> [Task item] The expected output is the data itself, duplicated in full.

*** Block opens ***

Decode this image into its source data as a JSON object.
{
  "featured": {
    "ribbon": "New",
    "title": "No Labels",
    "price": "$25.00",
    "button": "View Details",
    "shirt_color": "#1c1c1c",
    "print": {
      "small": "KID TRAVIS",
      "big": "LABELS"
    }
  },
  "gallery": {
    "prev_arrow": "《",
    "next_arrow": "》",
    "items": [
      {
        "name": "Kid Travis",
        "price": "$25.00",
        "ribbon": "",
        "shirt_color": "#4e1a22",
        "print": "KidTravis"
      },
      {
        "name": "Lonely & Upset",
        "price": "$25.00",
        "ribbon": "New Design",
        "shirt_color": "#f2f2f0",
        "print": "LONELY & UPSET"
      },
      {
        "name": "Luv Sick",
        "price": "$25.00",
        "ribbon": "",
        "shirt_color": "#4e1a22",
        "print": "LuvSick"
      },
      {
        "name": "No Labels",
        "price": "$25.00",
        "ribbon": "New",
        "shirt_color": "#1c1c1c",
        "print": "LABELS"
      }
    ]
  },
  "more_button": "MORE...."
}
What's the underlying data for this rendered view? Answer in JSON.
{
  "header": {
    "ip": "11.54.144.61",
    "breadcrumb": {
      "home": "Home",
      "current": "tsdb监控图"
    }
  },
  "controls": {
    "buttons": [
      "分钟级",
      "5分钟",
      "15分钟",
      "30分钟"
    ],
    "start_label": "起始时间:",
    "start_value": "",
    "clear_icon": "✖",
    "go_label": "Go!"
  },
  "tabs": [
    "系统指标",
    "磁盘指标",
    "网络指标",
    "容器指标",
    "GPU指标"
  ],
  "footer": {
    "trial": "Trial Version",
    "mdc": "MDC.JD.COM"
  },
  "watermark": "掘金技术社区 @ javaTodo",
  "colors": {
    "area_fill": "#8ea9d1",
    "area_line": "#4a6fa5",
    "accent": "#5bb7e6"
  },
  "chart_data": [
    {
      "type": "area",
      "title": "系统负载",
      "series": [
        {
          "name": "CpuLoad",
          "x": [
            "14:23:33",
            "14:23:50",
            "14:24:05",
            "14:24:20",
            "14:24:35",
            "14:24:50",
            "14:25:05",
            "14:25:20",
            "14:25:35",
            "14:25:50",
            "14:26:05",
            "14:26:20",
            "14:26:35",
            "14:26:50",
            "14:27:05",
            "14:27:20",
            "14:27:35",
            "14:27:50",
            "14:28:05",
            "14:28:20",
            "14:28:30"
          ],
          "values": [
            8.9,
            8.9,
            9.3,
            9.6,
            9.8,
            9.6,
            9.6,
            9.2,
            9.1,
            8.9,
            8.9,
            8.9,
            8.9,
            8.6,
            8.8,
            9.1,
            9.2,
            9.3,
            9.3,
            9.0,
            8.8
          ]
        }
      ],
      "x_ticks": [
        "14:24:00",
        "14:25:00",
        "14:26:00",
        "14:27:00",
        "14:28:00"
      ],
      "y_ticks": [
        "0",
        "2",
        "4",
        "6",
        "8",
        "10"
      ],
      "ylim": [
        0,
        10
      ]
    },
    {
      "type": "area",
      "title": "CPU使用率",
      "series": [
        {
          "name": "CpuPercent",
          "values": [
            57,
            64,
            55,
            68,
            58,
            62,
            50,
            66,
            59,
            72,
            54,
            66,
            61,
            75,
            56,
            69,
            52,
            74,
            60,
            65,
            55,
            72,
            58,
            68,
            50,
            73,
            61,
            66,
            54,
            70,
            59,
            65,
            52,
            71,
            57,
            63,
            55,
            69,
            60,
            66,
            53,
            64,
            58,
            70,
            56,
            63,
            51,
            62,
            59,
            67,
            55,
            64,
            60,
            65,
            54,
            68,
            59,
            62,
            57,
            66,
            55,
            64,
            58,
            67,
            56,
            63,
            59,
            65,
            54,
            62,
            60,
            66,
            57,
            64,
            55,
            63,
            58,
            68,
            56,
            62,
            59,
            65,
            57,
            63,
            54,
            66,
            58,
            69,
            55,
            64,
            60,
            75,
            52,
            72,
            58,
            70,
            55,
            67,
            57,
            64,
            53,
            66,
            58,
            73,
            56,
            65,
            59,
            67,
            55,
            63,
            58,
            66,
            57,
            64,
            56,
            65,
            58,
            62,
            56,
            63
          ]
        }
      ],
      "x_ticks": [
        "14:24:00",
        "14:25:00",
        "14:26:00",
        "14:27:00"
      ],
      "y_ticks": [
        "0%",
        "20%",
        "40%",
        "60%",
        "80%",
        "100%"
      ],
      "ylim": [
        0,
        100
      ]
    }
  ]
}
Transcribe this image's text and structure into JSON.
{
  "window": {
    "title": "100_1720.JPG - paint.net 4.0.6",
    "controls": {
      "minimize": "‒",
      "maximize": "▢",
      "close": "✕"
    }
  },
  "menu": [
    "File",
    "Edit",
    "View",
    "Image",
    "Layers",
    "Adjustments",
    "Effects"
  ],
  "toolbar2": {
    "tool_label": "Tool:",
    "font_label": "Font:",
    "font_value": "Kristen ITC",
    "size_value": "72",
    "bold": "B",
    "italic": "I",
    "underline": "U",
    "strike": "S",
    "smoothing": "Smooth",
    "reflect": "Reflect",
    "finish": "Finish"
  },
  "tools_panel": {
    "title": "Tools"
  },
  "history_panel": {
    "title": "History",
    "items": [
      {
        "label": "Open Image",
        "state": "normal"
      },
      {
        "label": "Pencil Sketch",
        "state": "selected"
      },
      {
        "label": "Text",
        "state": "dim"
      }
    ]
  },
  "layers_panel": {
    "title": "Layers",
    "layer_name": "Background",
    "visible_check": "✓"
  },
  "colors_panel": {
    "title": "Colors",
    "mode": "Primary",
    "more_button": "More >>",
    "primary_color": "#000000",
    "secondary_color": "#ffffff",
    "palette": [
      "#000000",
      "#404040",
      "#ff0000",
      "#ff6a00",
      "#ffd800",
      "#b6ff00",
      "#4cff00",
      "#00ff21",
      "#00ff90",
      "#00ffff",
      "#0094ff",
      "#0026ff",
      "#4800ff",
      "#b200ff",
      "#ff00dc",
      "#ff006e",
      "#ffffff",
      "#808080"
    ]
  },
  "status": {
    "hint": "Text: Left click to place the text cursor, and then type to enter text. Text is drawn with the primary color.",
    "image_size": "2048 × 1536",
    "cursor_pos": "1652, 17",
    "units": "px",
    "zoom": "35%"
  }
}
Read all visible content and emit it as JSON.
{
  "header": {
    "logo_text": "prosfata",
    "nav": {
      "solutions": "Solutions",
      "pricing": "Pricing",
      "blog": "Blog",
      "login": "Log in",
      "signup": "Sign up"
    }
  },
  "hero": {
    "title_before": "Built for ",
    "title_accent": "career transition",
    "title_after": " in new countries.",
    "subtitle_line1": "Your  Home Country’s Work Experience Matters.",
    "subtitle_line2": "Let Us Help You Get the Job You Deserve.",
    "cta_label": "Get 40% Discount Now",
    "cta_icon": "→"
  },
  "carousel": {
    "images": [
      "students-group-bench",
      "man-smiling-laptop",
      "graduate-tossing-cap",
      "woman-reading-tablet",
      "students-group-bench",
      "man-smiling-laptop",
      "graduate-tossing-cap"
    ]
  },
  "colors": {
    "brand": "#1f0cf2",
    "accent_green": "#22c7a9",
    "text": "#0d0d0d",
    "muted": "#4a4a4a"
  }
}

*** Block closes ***

> [Solution]
Decode this image into its source data as a JSON object.
{
  "featured": {
    "ribbon": "New",
    "title": "No Labels",
    "price": "$25.00",
    "button": "View Details",
    "shirt_color": "#1c1c1c",
    "print": {
      "small": "KID TRAVIS",
      "big": "LABELS"
    }
  },
  "gallery": {
    "prev_arrow": "《",
    "next_arrow": "》",
    "items": [
      {
        "name": "Kid Travis",
        "price": "$25.00",
        "ribbon": "",
        "shirt_color": "#4e1a22",
        "print": "KidTravis"
      },
      {
        "name": "Lonely & Upset",
        "price": "$25.00",
        "ribbon": "New Design",
        "shirt_color": "#f2f2f0",
        "print": "LONELY & UPSET"
      },
      {
        "name": "Luv Sick",
        "price": "$25.00",
        "ribbon": "",
        "shirt_color": "#4e1a22",
        "print": "LuvSick"
      },
      {
        "name": "No Labels",
        "price": "$25.00",
        "ribbon": "New",
        "shirt_color": "#1c1c1c",
        "print": "LABELS"
      }
    ]
  },
  "more_button": "MORE...."
}
What's the underlying data for this rendered view? Answer in JSON.
{
  "header": {
    "ip": "11.54.144.61",
    "breadcrumb": {
      "home": "Home",
      "current": "tsdb监控图"
    }
  },
  "controls": {
    "buttons": [
      "分钟级",
      "5分钟",
      "15分钟",
      "30分钟"
    ],
    "start_label": "起始时间:",
    "start_value": "",
    "clear_icon": "✖",
    "go_label": "Go!"
  },
  "tabs": [
    "系统指标",
    "磁盘指标",
    "网络指标",
    "容器指标",
    "GPU指标"
  ],
  "footer": {
    "trial": "Trial Version",
    "mdc": "MDC.JD.COM"
  },
  "watermark": "掘金技术社区 @ javaTodo",
  "colors": {
    "area_fill": "#8ea9d1",
    "area_line": "#4a6fa5",
    "accent": "#5bb7e6"
  },
  "chart_data": [
    {
      "type": "area",
      "title": "系统负载",
      "series": [
        {
          "name": "CpuLoad",
          "x": [
            "14:23:33",
            "14:23:50",
            "14:24:05",
            "14:24:20",
            "14:24:35",
            "14:24:50",
            "14:25:05",
            "14:25:20",
            "14:25:35",
            "14:25:50",
            "14:26:05",
            "14:26:20",
            "14:26:35",
            "14:26:50",
            "14:27:05",
            "14:27:20",
            "14:27:35",
            "14:27:50",
            "14:28:05",
            "14:28:20",
            "14:28:30"
          ],
          "values": [
            8.9,
            8.9,
            9.3,
            9.6,
            9.8,
            9.6,
            9.6,
            9.2,
            9.1,
            8.9,
            8.9,
            8.9,
            8.9,
            8.6,
            8.8,
            9.1,
            9.2,
            9.3,
            9.3,
            9.0,
            8.8
          ]
        }
      ],
      "x_ticks": [
        "14:24:00",
        "14:25:00",
        "14:26:00",
        "14:27:00",
        "14:28:00"
      ],
      "y_ticks": [
        "0",
        "2",
        "4",
        "6",
        "8",
        "10"
      ],
      "ylim": [
        0,
        10
      ]
    },
    {
      "type": "area",
      "title": "CPU使用率",
      "series": [
        {
          "name": "CpuPercent",
          "values": [
            57,
            64,
            55,
            68,
            58,
            62,
            50,
            66,
            59,
            72,
            54,
            66,
            61,
            75,
            56,
            69,
            52,
            74,
            60,
            65,
            55,
            72,
            58,
            68,
            50,
            73,
            61,
            66,
            54,
            70,
            59,
            65,
            52,
            71,
            57,
            63,
            55,
            69,
            60,
            66,
            53,
            64,
            58,
            70,
            56,
            63,
            51,
            62,
            59,
            67,
            55,
            64,
            60,
            65,
            54,
            68,
            59,
            62,
            57,
            66,
            55,
            64,
            58,
            67,
            56,
            63,
            59,
            65,
            54,
            62,
            60,
            66,
            57,
            64,
            55,
            63,
            58,
            68,
            56,
            62,
            59,
            65,
            57,
            63,
            54,
            66,
            58,
            69,
            55,
            64,
            60,
            75,
            52,
            72,
            58,
            70,
            55,
            67,
            57,
            64,
            53,
            66,
            58,
            73,
            56,
            65,
            59,
            67,
            55,
            63,
            58,
            66,
            57,
            64,
            56,
            65,
            58,
            62,
            56,
            63
          ]
        }
      ],
      "x_ticks": [
        "14:24:00",
        "14:25:00",
        "14:26:00",
        "14:27:00"
      ],
      "y_ticks": [
        "0%",
        "20%",
        "40%",
        "60%",
        "80%",
        "100%"
      ],
      "ylim": [
        0,
        100
      ]
    }
  ]
}
Transcribe this image's text and structure into JSON.
{
  "window": {
    "title": "100_1720.JPG - paint.net 4.0.6",
    "controls": {
      "minimize": "‒",
      "maximize": "▢",
      "close": "✕"
    }
  },
  "menu": [
    "File",
    "Edit",
    "View",
    "Image",
    "Layers",
    "Adjustments",
    "Effects"
  ],
  "toolbar2": {
    "tool_label": "Tool:",
    "font_label": "Font:",
    "font_value": "Kristen ITC",
    "size_value": "72",
    "bold": "B",
    "italic": "I",
    "underline": "U",
    "strike": "S",
    "smoothing": "Smooth",
    "reflect": "Reflect",
    "finish": "Finish"
  },
  "tools_panel": {
    "title": "Tools"
  },
  "history_panel": {
    "title": "History",
    "items": [
      {
        "label": "Open Image",
        "state": "normal"
      },
      {
        "label": "Pencil Sketch",
        "state": "selected"
      },
      {
        "label": "Text",
        "state": "dim"
      }
    ]
  },
  "layers_panel": {
    "title": "Layers",
    "layer_name": "Background",
    "visible_check": "✓"
  },
  "colors_panel": {
    "title": "Colors",
    "mode": "Primary",
    "more_button": "More >>",
    "primary_color": "#000000",
    "secondary_color": "#ffffff",
    "palette": [
      "#000000",
      "#404040",
      "#ff0000",
      "#ff6a00",
      "#ffd800",
      "#b6ff00",
      "#4cff00",
      "#00ff21",
      "#00ff90",
      "#00ffff",
      "#0094ff",
      "#0026ff",
      "#4800ff",
      "#b200ff",
      "#ff00dc",
      "#ff006e",
      "#ffffff",
      "#808080"
    ]
  },
  "status": {
    "hint": "Text: Left click to place the text cursor, and then type to enter text. Text is drawn with the primary color.",
    "image_size": "2048 × 1536",
    "cursor_pos": "1652, 17",
    "units": "px",
    "zoom": "35%"
  }
}
Read all visible content and emit it as JSON.
{
  "header": {
    "logo_text": "prosfata",
    "nav": {
      "solutions": "Solutions",
      "pricing": "Pricing",
      "blog": "Blog",
      "login": "Log in",
      "signup": "Sign up"
    }
  },
  "hero": {
    "title_before": "Built for ",
    "title_accent": "career transition",
    "title_after": " in new countries.",
    "subtitle_line1": "Your  Home Country’s Work Experience Matters.",
    "subtitle_line2": "Let Us Help You Get the Job You Deserve.",
    "cta_label": "Get 40% Discount Now",
    "cta_icon": "→"
  },
  "carousel": {
    "images": [
      "students-group-bench",
      "man-smiling-laptop",
      "graduate-tossing-cap",
      "woman-reading-tablet",
      "students-group-bench",
      "man-smiling-laptop",
      "graduate-tossing-cap"
    ]
  },
  "colors": {
    "brand": "#1f0cf2",
    "accent_green": "#22c7a9",
    "text": "#0d0d0d",
    "muted": "#4a4a4a"
  }
}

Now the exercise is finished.